Contrary to what some urban business owners expected, the global shift to alternate transportation has not adversely effected their revenue streams. A study from Portland, Oregon, found that “cyclists spent less than drivers on grocery trips, but more at restaurants, bars, and convenience stores.” The average pedestrian or cyclist in Manhattan’s East Village spends $15 to $20 more per month. A University of Melbourne report pointed out (pp 38, 39) that as six bikes fit into one car park, car drivers need to spend six times as much as cyclists to produce the same economic benefit. A new report shows the transition taking place in British Columbia, where pedestrians & cyclists contribute to Vancouver’s downtown businesses.
Vancouver just held its’ Eighth Annual Share the Road Challenge. There were 13 teams, each composed of someone driving a car, someone with a bike and someone using transit. They started from different locations throughout Vancouver and North Vancouver, anywhere from 2.4 to 10.4 kilometres from the finish line at the downtown London Drugs. The distance did not matter, as long as each team started from the same point, because this was a race to see which form of transportation moved through rush hour traffic faster. This was the first year in which all the bicycles triumphed over cars and transit .

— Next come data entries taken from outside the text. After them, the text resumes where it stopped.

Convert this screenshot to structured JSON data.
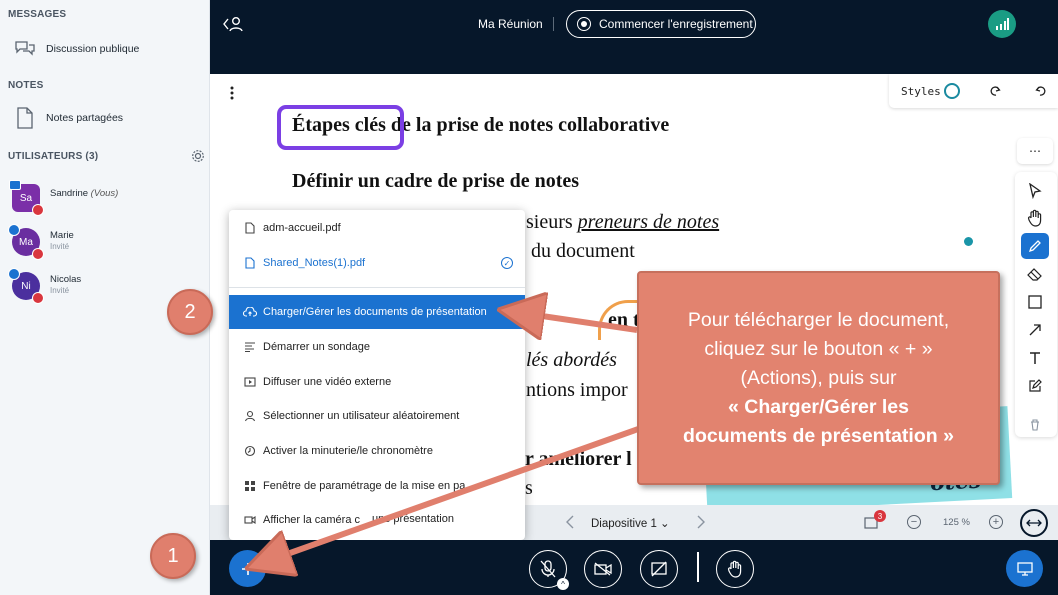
{
  "sidebar": {
    "messages_title": "MESSAGES",
    "public_chat": "Discussion publique",
    "notes_title": "NOTES",
    "shared_notes": "Notes partagées",
    "users_title": "UTILISATEURS (3)",
    "users": [
      {
        "initials": "Sa",
        "name": "Sandrine",
        "suffix": "(Vous)",
        "role": "",
        "color": "#7b2fa8"
      },
      {
        "initials": "Ma",
        "name": "Marie",
        "suffix": "",
        "role": "Invité",
        "color": "#6a2ea0"
      },
      {
        "initials": "Ni",
        "name": "Nicolas",
        "suffix": "",
        "role": "Invité",
        "color": "#4b2f9e"
      }
    ]
  },
  "topbar": {
    "meeting_title": "Ma Réunion",
    "record_label": "Commencer l'enregistrement"
  },
  "presentation": {
    "styles_label": "Styles",
    "slide_label": "Diapositive 1",
    "zoom": "125 %",
    "notification_count": "3",
    "lines": [
      {
        "b": "Étapes clés",
        "text": " de la prise de notes collaborative"
      },
      {
        "text": "Définir un cadre de prise de notes"
      },
      {
        "pre": "sieurs ",
        "u": "preneurs de notes"
      },
      {
        "text": "du document"
      },
      {
        "text": "en t"
      },
      {
        "text": "lés abordés"
      },
      {
        "text": "ntions impor"
      },
      {
        "text": "r améliorer l"
      },
      {
        "text": "s"
      }
    ],
    "sticker_text": "otes"
  },
  "menu": {
    "files": [
      "adm-accueil.pdf",
      "Shared_Notes(1).pdf"
    ],
    "items": [
      "Charger/Gérer les documents de présentation",
      "Démarrer un sondage",
      "Diffuser une vidéo externe",
      "Sélectionner un utilisateur aléatoirement",
      "Activer la minuterie/le chronomètre",
      "Fenêtre de paramétrage de la mise en pa",
      "Afficher la caméra c",
      "une présentation"
    ]
  },
  "callout": {
    "badge_1": "1",
    "badge_2": "2",
    "line1": "Pour télécharger le document,",
    "line2": "cliquez sur le bouton « + »",
    "line3": "(Actions), puis sur",
    "line4": "« Charger/Gérer les",
    "line5": "documents de présentation »"
  },
  "colors": {
    "accent": "#1b72d0",
    "callout": "#e2836f",
    "dark": "#06172a",
    "frame_purple": "#7b3fe4"
  }
}
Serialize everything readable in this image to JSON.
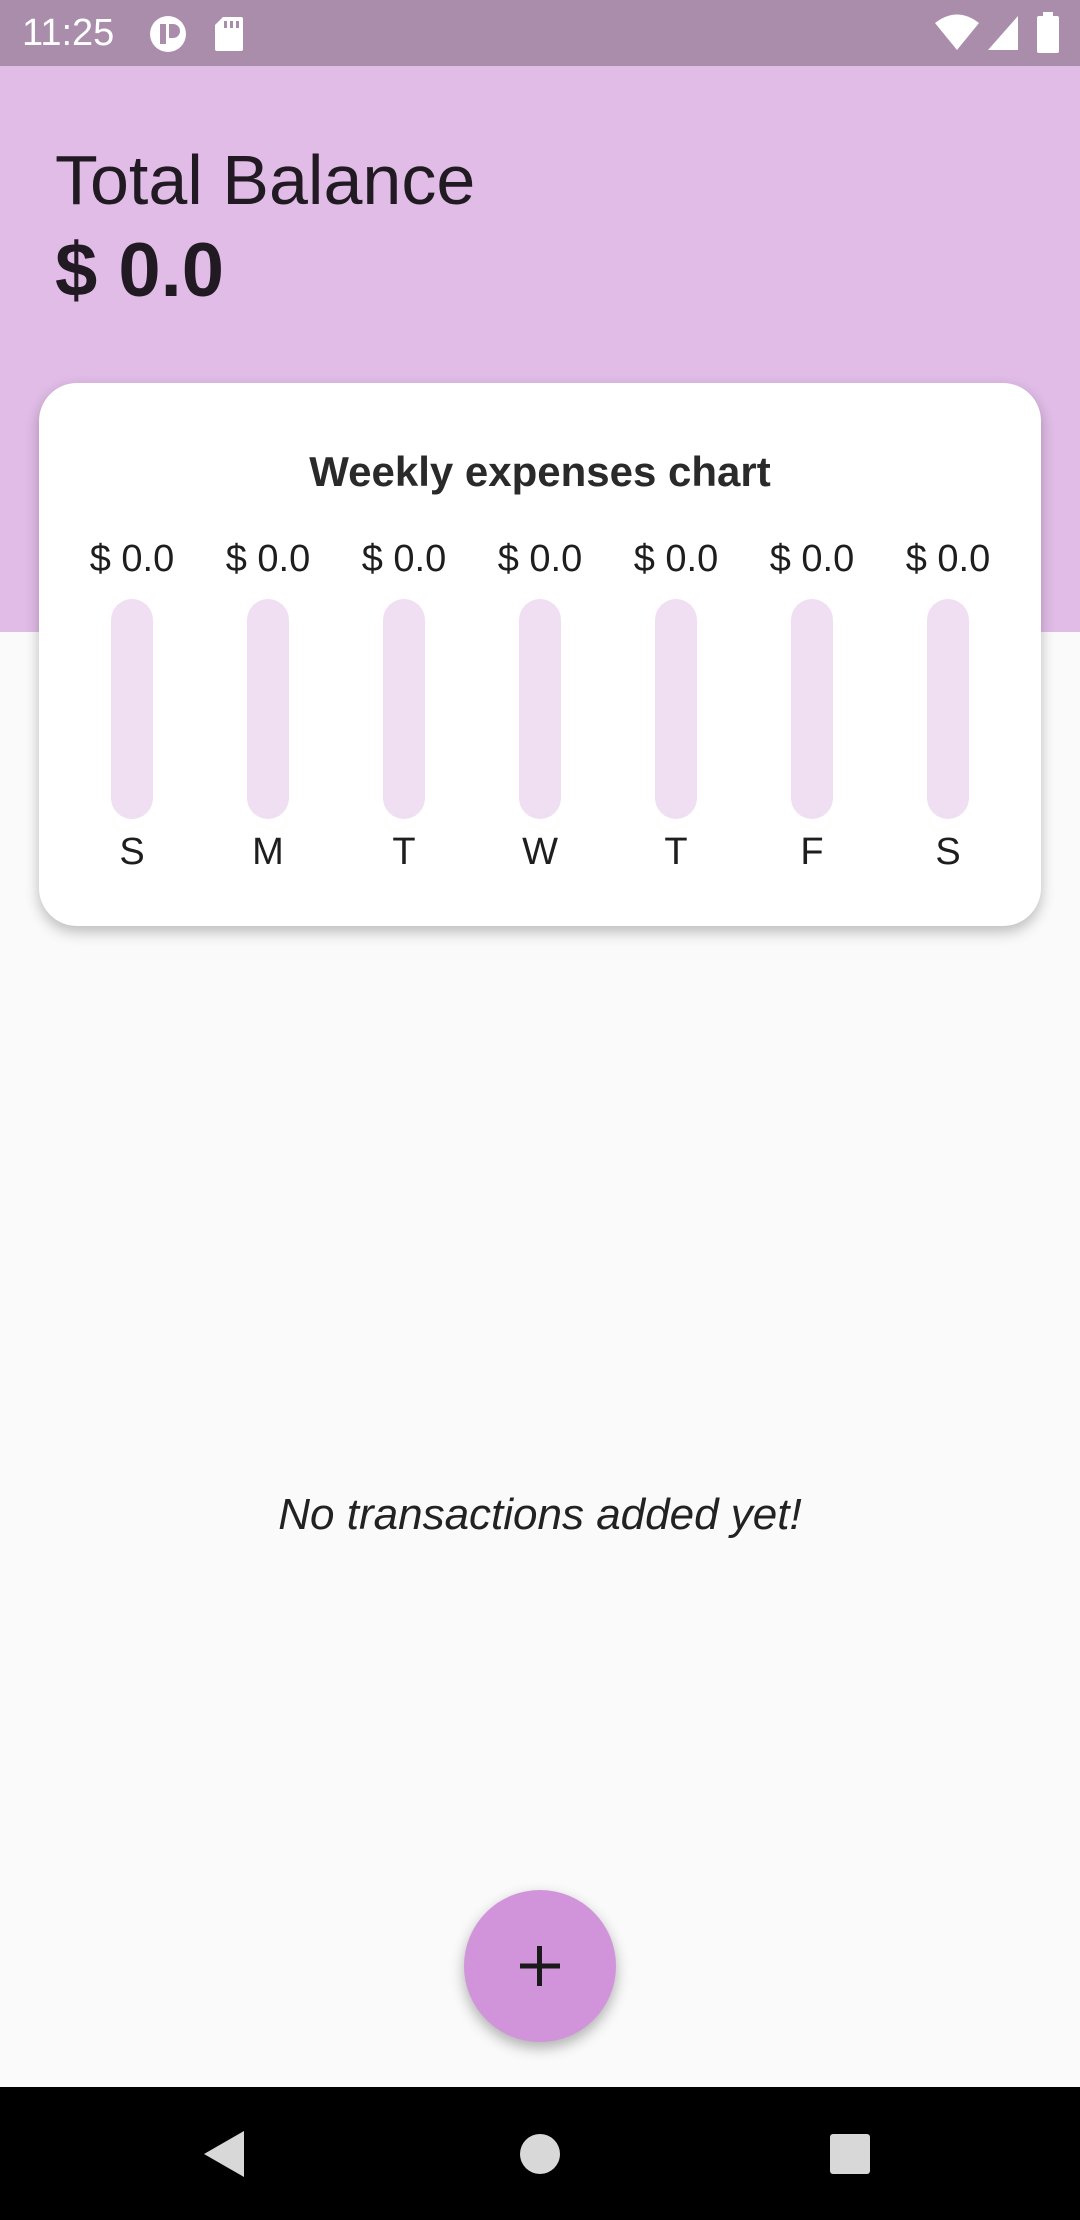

Portland has long been been North America’s #1 bike-friendly city. According to the Portland Bureau of Transportation, 7.2% of “commuters go by bike.” That figure is taken from the 2014 census, which also shows the closest U.S. competitors as Minneapolis (4.6%), San Francisco (4.4%) and Seattle (3.7%). Now a new report shows Vancouver challenging Portland as North America’s #1 biking city.
There prize draws, free tune-ups, coffee and snacks at 48 events across Metro Vancouver. More than 6,300 people registered through HUB Cycling’s website, a 47% increase over last year. They logged over 260,000 km, enough to circle the earth 6.5 times! Those are a few of the highlights of Vancouver’s Record-Breaking Bike to Work Week (October 26-November 1).